For those of us in the Jewish community who understand that if we are to ensure a decent future for world Jewry and for Israel we must find a way to mitigate conflict between 14 million Jews and 1.4 billion Muslims, it would be akin to criminal malpractice to spurn the outstretched hand of the most powerful leader in the Muslim world. We should not forget also that Saudi Arabia remains the main bulwark within the Muslim world against the ascendancy of Iran and the spread of Islamic extremism, which imperils both Israel and the West. I also believe it would be wise for Israel to give a second look to the Saudi Peace Plan of 2002, which, while problematical in some respects, clearly recognizes Israel's right to exist and which retains the support of the entire Arab League.

I left Vienna more optimistic than ever before that with the support of King Abdullah, Jews and Muslims around the world will accelerate the process of extending hands to each other across the barricades and replacing fear with hope. I firmly believe this global process will ultimately finally bring peace to Gaza -- and to Jerusalem -- as our two peoples finally embrace the injunction of the Prophet Isaiah to beat swords into plowshares and to study war no more.

interfaith dialogue

Rabbi Marc Schneier discussing with Saudi King Abdullah bin Abdulaziz Al Saud and Dr. Muzammil Siddiqi, Chairman of the Fiqh Council of North America, the interfaith initiative at King Abdullah's Inaugural Conference in 2008.
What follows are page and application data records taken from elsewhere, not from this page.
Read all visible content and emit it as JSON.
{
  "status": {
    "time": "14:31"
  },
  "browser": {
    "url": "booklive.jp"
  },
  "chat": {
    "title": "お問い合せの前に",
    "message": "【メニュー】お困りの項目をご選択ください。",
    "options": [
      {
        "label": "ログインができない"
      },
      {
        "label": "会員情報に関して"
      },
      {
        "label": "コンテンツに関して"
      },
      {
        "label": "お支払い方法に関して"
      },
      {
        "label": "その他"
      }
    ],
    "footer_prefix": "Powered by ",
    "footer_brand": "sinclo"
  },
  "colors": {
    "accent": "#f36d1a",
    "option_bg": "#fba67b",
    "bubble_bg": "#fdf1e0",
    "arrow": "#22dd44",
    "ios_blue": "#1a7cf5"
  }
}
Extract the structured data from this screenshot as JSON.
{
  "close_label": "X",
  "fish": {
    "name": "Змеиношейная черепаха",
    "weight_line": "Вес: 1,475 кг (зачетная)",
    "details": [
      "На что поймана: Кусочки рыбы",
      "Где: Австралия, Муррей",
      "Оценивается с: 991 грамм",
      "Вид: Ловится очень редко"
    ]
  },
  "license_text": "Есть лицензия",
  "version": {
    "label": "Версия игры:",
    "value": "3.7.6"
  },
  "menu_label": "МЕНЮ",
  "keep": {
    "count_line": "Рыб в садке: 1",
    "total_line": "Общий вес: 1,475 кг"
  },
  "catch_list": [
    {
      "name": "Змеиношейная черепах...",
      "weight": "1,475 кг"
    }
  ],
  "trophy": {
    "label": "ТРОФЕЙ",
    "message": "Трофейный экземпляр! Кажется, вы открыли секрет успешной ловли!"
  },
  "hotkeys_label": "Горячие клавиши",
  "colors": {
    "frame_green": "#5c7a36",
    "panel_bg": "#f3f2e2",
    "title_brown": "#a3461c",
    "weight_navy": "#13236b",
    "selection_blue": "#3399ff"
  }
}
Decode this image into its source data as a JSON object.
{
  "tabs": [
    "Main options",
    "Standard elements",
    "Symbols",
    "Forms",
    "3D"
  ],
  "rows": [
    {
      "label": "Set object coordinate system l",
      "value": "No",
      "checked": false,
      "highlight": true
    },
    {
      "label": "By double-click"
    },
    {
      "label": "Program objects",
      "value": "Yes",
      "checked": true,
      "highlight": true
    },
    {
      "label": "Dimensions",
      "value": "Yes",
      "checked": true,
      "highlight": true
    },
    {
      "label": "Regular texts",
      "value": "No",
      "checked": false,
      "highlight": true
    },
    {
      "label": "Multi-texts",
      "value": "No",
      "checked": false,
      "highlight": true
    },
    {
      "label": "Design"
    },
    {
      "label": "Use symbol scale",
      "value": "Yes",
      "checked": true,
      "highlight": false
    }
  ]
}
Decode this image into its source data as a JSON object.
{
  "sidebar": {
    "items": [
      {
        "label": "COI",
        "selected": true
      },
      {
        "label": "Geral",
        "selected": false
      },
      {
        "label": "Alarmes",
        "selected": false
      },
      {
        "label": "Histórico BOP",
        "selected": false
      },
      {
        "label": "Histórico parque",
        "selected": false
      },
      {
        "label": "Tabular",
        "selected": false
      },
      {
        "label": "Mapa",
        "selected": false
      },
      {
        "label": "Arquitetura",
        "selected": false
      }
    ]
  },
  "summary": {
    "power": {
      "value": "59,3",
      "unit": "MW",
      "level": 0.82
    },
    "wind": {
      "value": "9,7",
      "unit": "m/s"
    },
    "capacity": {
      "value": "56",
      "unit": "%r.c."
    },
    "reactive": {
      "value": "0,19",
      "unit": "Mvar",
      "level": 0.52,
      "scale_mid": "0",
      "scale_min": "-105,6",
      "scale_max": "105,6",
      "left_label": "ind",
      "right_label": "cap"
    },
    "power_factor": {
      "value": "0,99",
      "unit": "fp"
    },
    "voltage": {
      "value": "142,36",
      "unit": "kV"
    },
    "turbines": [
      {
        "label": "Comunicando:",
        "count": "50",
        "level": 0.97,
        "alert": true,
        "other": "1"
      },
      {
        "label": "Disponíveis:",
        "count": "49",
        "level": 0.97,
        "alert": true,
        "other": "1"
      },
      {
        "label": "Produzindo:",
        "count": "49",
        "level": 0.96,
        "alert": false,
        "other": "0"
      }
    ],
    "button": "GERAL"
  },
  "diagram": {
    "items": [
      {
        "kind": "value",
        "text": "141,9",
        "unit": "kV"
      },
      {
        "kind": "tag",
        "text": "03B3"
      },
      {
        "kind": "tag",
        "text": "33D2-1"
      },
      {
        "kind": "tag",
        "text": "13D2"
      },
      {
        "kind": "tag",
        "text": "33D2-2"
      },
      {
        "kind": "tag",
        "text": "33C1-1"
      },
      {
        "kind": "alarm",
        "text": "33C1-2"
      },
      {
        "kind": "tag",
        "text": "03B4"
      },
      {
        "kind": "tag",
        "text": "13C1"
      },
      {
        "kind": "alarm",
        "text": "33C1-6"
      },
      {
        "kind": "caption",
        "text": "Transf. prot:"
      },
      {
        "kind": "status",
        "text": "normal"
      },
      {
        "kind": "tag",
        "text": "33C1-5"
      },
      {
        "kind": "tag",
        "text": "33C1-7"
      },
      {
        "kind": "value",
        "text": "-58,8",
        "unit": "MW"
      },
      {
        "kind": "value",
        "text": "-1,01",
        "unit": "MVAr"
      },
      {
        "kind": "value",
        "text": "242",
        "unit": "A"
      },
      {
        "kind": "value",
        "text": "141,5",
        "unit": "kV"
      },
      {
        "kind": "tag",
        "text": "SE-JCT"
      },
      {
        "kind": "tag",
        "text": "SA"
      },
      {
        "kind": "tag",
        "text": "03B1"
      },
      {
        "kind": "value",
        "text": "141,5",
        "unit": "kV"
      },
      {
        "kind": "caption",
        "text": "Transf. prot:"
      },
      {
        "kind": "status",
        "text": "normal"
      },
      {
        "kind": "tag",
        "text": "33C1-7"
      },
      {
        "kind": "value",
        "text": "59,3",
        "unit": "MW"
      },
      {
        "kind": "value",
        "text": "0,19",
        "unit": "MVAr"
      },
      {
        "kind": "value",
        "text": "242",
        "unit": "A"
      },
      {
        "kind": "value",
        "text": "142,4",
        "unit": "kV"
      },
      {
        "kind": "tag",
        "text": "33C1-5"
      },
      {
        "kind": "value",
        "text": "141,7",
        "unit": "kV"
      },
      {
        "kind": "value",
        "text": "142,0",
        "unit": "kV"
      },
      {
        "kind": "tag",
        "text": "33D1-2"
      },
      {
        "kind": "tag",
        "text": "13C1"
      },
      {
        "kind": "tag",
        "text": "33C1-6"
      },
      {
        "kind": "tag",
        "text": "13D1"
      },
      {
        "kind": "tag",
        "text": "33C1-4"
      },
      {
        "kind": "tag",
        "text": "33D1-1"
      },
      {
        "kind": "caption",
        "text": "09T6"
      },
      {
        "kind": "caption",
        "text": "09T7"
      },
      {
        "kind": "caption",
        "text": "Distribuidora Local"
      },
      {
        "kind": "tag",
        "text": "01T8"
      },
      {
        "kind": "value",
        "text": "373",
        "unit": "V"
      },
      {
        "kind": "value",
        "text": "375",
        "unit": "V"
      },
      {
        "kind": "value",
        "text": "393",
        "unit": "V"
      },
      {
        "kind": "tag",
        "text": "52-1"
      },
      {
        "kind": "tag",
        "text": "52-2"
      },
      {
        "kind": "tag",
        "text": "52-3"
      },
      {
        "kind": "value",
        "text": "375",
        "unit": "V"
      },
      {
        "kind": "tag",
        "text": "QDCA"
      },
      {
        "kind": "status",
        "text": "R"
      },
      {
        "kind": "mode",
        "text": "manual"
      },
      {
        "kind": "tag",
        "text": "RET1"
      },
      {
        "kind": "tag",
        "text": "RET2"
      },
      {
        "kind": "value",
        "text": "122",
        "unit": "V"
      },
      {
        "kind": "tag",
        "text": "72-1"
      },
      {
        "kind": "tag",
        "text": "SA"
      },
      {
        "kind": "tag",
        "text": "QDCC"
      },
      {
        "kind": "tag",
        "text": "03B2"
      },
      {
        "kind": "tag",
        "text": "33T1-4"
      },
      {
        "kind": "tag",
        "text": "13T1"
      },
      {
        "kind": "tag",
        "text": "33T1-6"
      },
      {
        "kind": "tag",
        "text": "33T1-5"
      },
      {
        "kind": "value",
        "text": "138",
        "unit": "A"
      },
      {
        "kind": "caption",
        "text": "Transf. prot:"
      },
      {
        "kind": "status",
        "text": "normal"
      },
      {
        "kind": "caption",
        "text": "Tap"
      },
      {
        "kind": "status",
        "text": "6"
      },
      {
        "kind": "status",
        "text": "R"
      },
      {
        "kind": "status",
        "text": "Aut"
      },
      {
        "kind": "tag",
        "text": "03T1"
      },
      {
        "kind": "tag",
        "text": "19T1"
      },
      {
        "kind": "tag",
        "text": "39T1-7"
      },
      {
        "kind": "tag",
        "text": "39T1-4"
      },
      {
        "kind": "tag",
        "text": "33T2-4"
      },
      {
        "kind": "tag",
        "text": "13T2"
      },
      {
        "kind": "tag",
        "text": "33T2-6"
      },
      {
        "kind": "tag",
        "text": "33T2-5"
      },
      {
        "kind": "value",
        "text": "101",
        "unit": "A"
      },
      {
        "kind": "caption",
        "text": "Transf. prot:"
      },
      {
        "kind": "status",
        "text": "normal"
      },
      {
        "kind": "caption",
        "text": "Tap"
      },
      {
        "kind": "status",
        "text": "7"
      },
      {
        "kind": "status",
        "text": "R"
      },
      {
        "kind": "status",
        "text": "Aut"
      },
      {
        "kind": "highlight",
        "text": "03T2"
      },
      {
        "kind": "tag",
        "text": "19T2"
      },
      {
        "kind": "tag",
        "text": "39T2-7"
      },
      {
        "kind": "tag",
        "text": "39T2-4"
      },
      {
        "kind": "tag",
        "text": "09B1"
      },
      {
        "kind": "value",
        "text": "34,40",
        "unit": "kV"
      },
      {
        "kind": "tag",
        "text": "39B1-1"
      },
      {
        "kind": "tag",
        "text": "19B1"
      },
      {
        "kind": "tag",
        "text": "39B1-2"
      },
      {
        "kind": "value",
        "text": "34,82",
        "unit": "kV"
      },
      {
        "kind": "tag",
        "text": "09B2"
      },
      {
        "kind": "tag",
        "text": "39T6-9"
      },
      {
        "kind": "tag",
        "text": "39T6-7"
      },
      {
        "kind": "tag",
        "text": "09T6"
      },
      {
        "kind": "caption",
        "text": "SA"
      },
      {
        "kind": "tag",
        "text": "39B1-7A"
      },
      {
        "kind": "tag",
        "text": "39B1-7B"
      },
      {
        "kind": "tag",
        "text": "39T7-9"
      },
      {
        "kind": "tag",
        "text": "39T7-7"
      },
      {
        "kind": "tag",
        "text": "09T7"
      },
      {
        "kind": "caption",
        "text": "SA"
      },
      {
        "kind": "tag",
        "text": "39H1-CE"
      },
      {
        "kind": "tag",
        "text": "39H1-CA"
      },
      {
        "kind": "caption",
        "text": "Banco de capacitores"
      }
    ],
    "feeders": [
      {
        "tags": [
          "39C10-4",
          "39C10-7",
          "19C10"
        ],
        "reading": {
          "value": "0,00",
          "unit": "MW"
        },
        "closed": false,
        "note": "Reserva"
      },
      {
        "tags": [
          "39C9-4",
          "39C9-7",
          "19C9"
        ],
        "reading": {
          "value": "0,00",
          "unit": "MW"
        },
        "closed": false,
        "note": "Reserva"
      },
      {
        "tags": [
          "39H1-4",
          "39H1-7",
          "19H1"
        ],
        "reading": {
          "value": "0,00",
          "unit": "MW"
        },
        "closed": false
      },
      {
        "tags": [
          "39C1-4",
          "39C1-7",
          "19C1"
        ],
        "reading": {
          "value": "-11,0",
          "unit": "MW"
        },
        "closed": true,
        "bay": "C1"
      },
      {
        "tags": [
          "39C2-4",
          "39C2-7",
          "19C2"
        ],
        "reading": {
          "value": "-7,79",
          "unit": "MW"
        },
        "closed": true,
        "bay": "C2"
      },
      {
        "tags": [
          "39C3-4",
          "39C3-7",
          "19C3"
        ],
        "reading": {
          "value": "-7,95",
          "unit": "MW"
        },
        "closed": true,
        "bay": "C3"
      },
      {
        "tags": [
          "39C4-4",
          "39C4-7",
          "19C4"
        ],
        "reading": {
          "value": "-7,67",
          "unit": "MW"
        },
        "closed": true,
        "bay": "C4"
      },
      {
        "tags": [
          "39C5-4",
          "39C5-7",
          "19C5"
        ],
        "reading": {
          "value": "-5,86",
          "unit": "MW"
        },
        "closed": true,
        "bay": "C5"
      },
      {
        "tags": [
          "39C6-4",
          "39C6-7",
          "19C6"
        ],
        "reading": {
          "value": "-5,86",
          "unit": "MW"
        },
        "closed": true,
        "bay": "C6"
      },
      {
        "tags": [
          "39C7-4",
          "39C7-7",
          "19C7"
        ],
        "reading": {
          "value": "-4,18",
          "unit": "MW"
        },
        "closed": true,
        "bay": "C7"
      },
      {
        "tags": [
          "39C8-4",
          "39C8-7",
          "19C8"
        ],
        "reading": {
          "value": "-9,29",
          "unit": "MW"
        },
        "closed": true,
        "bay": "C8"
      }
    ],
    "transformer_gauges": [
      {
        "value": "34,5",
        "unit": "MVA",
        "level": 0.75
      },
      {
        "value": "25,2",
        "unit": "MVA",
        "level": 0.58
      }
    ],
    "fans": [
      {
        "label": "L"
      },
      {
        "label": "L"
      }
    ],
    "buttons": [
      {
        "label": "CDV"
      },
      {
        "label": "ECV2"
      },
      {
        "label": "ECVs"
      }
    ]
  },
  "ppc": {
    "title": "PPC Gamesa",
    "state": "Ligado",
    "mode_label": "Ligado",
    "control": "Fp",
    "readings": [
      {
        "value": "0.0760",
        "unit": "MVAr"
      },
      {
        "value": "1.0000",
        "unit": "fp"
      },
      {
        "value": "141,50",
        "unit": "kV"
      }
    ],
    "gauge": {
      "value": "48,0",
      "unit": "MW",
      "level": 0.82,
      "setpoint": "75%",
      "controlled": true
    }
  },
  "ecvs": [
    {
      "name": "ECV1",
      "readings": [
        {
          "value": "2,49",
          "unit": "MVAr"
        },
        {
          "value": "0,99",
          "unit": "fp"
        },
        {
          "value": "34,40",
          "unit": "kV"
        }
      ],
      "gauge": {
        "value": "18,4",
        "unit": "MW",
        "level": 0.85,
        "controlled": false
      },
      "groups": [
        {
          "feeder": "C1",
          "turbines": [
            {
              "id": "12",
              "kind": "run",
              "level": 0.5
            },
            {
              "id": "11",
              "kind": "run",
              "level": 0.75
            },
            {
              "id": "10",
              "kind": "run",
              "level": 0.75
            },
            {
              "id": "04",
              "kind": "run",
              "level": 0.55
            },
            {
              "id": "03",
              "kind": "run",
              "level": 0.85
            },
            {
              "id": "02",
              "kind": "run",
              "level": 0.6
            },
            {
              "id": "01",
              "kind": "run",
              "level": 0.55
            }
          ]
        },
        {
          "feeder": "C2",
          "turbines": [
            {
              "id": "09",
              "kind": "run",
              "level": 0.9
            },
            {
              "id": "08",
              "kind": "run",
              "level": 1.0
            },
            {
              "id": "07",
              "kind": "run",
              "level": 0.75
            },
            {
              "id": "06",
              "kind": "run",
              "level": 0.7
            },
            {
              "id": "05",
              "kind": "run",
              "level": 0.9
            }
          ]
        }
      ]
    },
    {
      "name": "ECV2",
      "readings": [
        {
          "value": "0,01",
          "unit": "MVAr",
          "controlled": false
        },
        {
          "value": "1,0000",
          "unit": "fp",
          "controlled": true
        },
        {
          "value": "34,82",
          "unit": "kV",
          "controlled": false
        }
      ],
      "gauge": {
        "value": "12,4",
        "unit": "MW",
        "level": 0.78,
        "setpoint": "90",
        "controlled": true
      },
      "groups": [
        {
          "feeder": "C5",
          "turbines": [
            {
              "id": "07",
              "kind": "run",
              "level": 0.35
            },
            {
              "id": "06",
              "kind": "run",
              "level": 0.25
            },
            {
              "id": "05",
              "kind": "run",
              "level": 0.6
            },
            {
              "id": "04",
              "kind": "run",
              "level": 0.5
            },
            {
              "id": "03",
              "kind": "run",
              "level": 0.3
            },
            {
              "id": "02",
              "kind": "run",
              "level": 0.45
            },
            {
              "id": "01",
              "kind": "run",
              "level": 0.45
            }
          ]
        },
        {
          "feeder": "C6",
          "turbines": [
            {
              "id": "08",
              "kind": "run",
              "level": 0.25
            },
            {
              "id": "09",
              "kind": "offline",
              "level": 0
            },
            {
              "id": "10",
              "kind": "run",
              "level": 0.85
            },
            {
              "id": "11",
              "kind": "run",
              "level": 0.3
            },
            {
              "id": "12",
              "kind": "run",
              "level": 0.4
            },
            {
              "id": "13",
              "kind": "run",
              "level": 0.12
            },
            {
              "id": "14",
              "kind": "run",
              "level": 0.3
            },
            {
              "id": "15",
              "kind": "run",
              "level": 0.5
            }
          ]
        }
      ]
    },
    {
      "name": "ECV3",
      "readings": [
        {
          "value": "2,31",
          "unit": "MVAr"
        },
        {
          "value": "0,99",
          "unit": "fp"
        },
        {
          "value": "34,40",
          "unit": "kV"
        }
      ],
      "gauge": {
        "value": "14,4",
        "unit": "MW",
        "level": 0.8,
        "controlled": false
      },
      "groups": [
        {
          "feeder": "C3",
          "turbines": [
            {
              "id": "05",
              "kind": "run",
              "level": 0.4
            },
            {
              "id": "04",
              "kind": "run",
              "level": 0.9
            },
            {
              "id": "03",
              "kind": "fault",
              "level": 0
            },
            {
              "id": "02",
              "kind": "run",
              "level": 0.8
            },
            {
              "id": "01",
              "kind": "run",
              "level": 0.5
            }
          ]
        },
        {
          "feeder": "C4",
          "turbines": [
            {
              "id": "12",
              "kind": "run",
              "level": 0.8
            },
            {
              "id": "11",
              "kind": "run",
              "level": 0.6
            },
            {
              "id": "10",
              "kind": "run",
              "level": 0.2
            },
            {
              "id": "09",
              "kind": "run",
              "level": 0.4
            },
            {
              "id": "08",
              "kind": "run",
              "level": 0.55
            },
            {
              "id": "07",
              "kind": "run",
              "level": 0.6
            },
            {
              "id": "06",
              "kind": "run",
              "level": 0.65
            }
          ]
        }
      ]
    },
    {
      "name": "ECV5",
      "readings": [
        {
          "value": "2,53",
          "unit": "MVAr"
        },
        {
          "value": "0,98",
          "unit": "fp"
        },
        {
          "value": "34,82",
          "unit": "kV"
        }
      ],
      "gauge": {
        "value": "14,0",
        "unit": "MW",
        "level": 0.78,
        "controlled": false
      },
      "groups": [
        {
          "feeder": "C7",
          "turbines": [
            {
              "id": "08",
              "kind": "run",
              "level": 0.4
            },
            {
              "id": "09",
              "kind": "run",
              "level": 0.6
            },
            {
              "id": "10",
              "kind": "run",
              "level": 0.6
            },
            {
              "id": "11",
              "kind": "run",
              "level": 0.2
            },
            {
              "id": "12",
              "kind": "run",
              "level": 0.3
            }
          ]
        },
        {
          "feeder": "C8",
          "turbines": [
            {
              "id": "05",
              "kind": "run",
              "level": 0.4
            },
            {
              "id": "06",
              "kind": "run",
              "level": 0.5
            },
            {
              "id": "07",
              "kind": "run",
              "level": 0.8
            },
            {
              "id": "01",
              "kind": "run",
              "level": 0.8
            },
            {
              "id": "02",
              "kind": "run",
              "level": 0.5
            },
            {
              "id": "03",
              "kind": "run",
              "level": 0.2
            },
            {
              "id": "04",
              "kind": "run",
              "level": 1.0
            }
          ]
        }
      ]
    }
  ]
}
Rabbi Marc Schneier is President of the Foundation for Ethnic Understanding and Senior Rabbi of the Hampton Synagogue in Westhampton Beach, NY. Schneier is co-authoring a book on Muslim-Jewish relations entitled Sons of Abraham, with Imam Shamsi Ali of the Jamaica Muslim Center, New York City's largest mosque, to be published by Beacon Press in the Fall of 2013.

Follow Marc Schneier on Twitter: @MarcSchneier